**Action item:** Search the data for the string "обучения" and gather each line it is in.
Supplied data below:
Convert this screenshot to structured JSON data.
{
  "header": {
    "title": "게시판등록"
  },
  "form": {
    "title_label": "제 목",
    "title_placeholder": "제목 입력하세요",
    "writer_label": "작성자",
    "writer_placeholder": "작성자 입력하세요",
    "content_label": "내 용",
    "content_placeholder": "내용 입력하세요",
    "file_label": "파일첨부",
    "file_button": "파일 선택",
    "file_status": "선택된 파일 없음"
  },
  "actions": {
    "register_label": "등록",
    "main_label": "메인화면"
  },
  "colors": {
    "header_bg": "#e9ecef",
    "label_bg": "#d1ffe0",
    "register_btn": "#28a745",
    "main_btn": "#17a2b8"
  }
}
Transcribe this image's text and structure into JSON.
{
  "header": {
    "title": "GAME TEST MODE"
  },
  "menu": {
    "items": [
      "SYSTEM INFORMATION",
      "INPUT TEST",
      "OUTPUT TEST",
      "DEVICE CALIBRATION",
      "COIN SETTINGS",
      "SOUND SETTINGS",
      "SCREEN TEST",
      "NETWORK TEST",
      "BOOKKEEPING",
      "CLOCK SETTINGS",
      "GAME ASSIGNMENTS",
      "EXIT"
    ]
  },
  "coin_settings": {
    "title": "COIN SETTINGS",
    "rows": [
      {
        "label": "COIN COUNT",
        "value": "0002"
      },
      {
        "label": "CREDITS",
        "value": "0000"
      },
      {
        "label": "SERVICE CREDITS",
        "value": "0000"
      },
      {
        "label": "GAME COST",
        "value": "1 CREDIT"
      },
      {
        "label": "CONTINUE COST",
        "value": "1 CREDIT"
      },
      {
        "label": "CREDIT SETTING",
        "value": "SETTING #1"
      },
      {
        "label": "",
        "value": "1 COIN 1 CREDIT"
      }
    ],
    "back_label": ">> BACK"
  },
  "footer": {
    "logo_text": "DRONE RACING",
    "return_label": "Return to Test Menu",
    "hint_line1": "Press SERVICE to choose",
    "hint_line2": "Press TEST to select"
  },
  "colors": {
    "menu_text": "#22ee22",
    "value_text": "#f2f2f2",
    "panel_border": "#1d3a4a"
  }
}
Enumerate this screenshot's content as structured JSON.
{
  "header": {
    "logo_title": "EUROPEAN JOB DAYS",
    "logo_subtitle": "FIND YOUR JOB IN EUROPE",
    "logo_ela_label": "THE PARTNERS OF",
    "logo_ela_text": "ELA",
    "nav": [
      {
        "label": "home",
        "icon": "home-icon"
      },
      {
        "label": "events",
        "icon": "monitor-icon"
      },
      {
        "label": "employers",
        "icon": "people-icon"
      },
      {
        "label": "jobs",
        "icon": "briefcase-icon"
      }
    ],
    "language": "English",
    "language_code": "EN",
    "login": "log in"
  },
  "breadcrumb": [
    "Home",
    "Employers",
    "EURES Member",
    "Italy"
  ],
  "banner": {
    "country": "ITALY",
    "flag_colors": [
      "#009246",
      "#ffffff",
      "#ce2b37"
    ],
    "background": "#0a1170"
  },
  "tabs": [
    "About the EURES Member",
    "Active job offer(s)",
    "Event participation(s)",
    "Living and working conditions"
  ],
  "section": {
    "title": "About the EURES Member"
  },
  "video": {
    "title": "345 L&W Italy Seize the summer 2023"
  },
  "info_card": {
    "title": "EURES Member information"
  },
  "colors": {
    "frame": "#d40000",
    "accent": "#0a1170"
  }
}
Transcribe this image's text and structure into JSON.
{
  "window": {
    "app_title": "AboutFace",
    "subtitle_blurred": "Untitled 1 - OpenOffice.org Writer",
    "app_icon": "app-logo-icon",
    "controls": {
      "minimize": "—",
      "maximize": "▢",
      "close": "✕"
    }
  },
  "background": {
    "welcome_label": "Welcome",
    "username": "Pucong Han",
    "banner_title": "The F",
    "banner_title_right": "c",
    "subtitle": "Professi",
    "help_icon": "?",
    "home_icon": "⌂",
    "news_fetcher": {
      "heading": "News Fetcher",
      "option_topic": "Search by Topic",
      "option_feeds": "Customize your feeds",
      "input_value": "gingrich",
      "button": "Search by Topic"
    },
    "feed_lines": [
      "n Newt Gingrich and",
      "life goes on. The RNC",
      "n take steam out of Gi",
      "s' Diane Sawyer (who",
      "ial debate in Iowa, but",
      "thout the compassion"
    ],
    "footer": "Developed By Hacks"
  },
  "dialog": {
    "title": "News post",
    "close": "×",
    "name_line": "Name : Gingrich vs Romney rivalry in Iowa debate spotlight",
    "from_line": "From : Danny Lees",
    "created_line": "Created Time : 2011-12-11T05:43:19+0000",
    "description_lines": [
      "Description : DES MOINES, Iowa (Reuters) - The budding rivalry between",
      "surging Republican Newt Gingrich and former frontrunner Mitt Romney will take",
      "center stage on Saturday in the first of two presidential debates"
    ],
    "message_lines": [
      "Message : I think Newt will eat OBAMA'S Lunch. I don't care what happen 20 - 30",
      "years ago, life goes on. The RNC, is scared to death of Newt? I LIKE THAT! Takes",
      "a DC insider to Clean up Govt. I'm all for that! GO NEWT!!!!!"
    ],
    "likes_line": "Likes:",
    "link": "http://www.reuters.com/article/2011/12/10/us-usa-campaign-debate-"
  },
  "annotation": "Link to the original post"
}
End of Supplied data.
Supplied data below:
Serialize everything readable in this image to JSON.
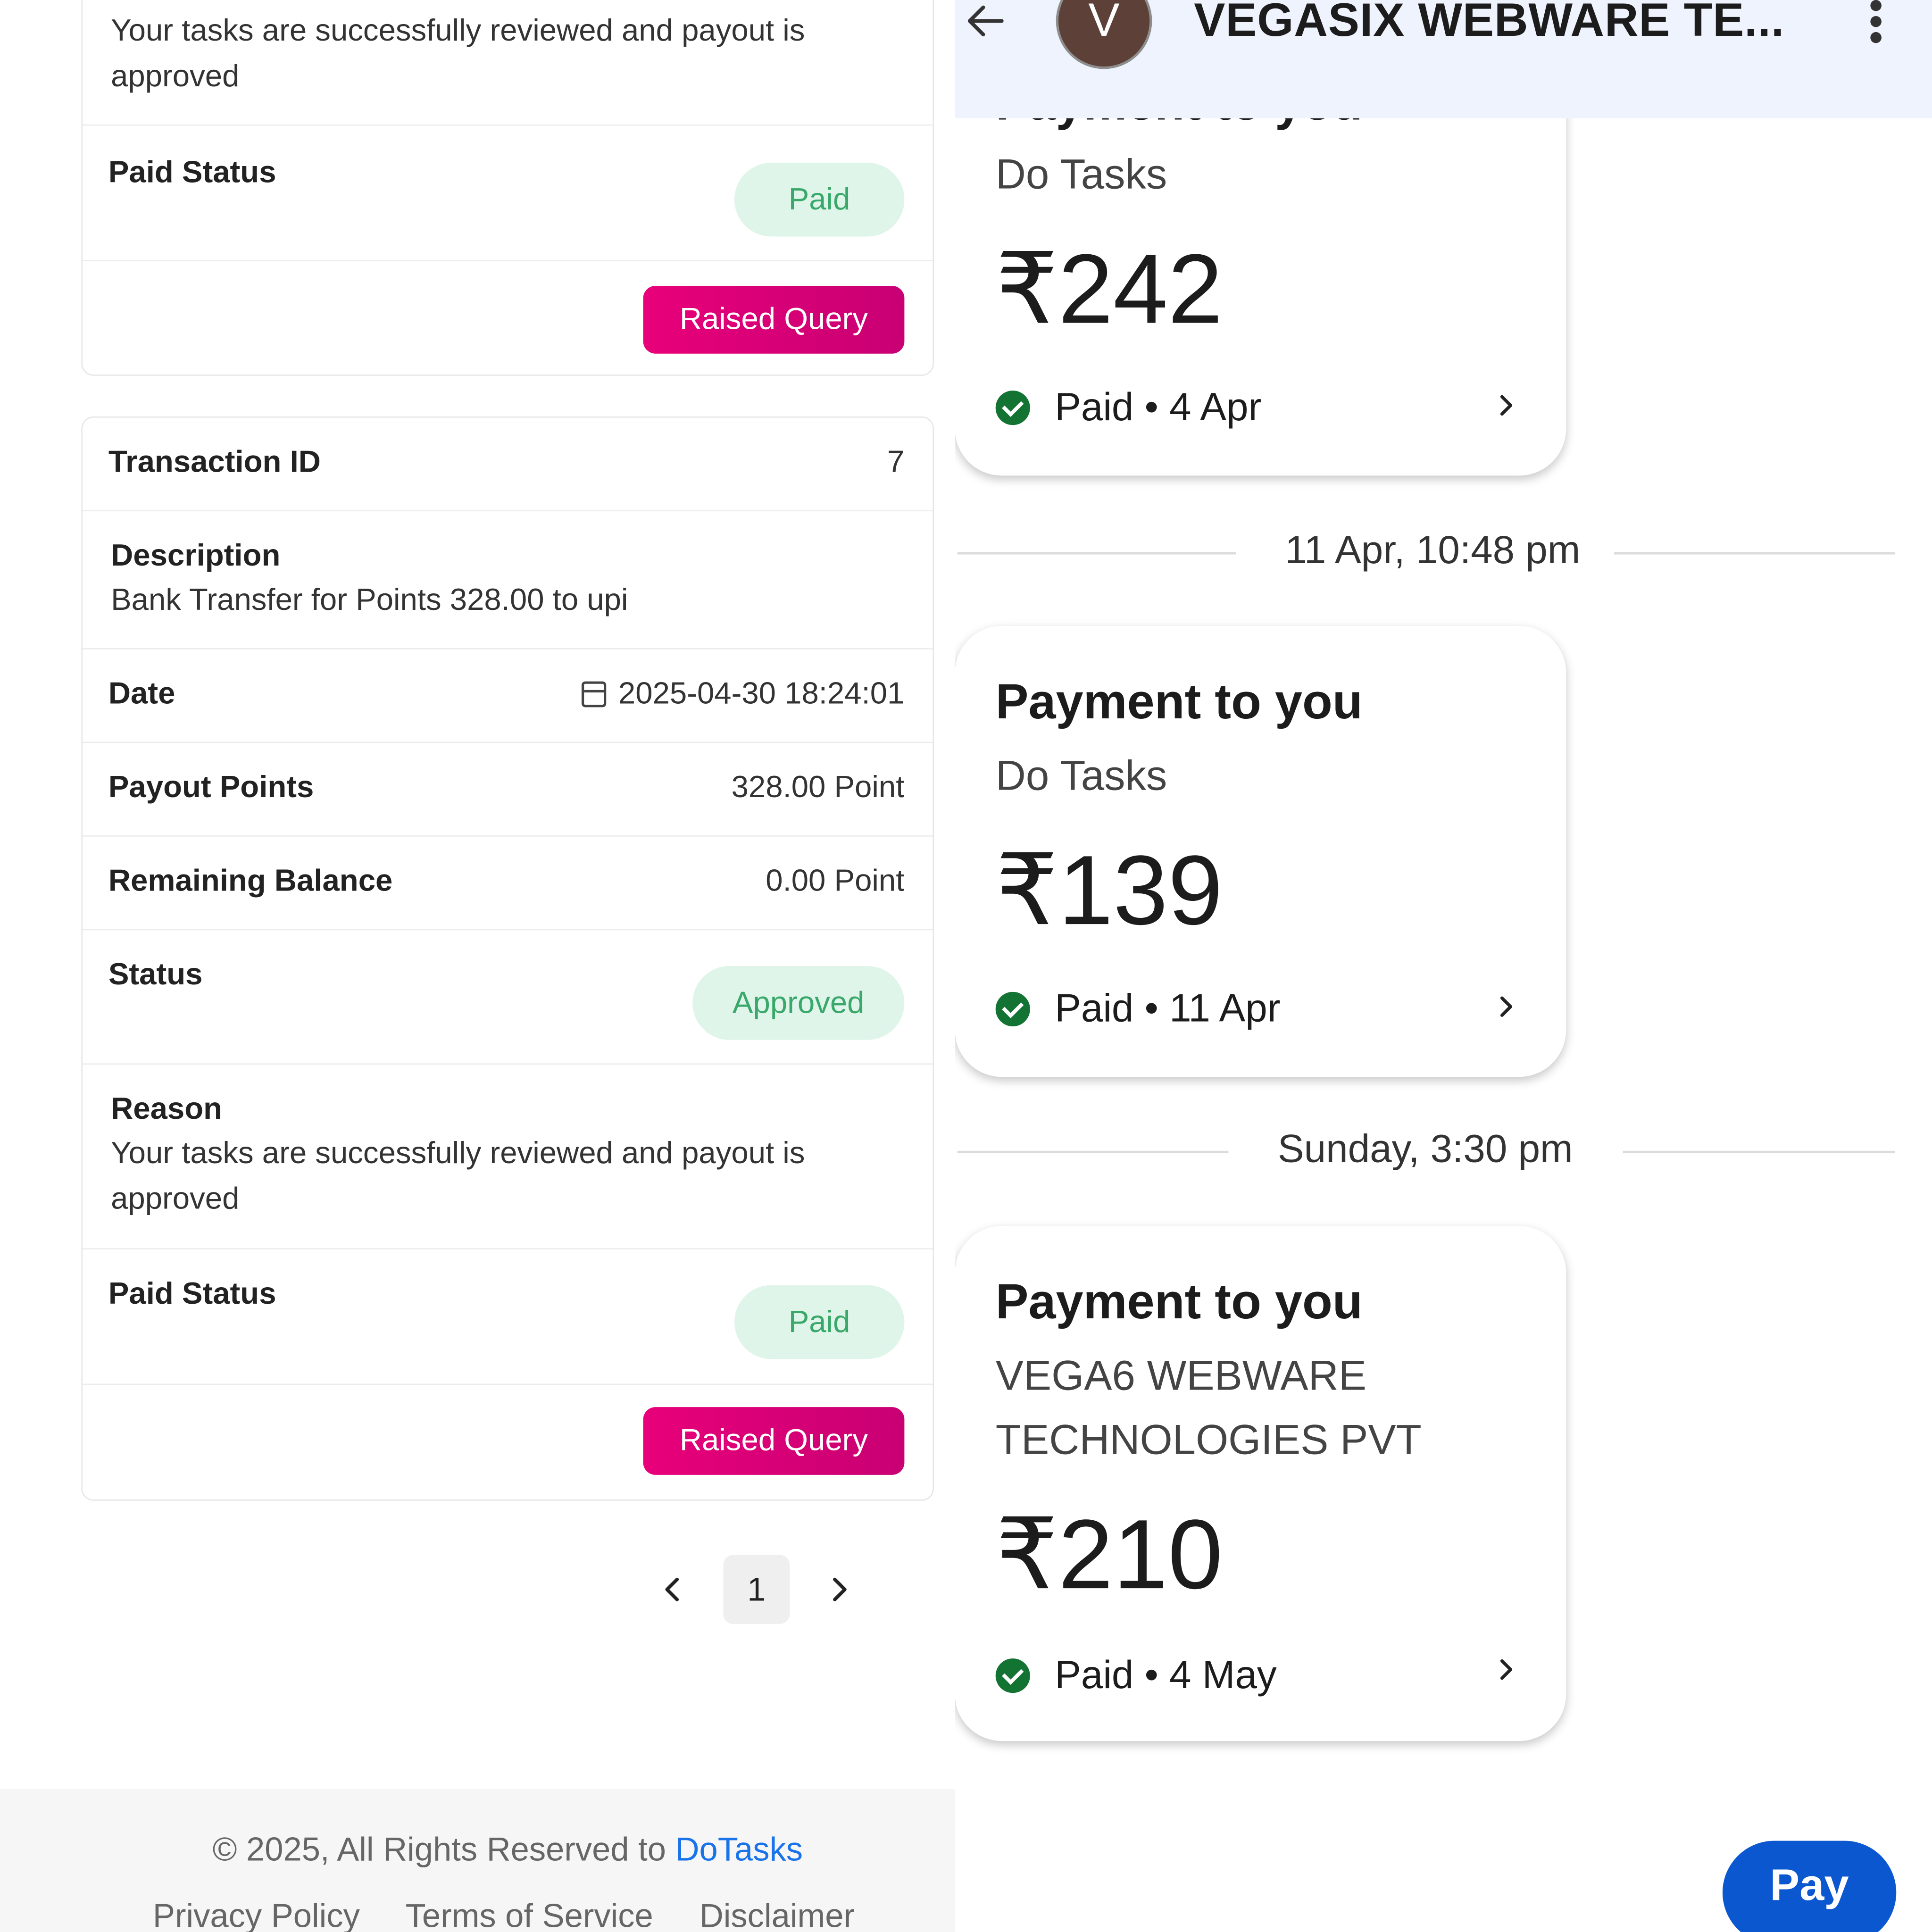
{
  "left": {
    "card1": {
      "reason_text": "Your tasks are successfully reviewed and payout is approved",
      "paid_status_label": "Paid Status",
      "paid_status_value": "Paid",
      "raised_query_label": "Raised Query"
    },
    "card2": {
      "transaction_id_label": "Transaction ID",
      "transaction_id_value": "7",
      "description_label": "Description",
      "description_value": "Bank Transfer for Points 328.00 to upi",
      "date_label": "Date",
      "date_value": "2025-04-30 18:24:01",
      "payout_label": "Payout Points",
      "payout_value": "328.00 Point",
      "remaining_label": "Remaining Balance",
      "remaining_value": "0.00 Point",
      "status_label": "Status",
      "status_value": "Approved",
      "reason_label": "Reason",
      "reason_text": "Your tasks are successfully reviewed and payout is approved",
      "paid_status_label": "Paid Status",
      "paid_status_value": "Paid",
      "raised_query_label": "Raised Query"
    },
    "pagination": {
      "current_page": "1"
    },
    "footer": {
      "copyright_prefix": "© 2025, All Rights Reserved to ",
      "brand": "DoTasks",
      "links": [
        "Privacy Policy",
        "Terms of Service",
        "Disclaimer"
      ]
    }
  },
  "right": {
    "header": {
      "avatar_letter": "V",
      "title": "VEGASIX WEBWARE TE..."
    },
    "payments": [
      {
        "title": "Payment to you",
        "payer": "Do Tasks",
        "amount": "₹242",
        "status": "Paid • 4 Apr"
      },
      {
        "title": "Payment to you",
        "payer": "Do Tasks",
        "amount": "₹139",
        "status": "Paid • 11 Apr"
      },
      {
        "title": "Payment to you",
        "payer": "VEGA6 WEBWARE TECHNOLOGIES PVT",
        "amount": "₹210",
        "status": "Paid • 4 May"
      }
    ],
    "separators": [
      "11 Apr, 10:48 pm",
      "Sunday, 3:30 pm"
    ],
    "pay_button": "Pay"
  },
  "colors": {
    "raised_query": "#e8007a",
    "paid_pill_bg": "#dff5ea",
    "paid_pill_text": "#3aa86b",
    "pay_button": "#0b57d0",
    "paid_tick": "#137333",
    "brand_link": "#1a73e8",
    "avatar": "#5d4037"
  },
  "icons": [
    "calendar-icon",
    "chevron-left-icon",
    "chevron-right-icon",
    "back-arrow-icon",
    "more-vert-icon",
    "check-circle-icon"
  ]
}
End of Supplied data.
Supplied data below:
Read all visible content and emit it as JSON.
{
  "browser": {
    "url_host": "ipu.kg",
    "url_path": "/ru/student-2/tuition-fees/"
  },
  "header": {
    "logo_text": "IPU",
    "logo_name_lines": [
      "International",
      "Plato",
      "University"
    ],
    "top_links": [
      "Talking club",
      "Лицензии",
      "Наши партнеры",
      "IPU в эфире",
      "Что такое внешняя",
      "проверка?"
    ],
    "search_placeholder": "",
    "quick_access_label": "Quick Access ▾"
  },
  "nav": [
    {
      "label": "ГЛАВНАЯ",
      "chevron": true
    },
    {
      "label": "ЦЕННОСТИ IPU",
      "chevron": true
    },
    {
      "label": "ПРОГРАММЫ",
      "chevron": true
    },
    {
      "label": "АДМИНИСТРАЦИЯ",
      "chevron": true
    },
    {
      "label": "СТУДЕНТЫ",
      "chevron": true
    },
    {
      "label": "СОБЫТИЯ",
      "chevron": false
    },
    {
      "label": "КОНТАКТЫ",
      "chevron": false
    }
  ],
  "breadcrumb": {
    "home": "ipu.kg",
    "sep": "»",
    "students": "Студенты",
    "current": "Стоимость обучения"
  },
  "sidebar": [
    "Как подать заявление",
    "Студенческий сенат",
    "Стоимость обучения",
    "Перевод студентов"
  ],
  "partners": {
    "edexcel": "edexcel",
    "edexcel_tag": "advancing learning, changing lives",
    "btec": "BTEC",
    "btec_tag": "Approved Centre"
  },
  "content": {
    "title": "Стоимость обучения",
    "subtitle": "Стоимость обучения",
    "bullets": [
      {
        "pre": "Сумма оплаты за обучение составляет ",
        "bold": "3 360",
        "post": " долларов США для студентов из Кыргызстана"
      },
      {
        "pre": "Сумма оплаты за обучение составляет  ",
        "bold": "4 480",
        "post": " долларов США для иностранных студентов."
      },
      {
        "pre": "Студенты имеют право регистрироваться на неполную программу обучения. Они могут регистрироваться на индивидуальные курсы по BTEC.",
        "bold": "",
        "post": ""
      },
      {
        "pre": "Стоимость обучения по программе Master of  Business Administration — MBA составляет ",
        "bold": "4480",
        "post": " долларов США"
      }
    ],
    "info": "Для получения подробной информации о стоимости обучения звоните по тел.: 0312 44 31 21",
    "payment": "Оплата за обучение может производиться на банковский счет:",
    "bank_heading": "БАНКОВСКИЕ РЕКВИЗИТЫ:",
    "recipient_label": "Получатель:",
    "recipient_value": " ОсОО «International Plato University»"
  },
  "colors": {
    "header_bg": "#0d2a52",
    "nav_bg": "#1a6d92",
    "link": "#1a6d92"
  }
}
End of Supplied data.
**Completed exercise:**
    "current": "Стоимость обучения"
    "Стоимость обучения",
    "title": "Стоимость обучения",
    "subtitle": "Стоимость обучения",
        "pre": "Студенты имеют право регистрироваться на неполную программу обучения. Они могут регистрироваться на индивидуальные курсы по BTEC.",
        "pre": "Стоимость обучения по программе Master of  Business Administration — MBA составляет ",
    "info": "Для получения подробной информации о стоимости обучения звоните по тел.: 0312 44 31 21",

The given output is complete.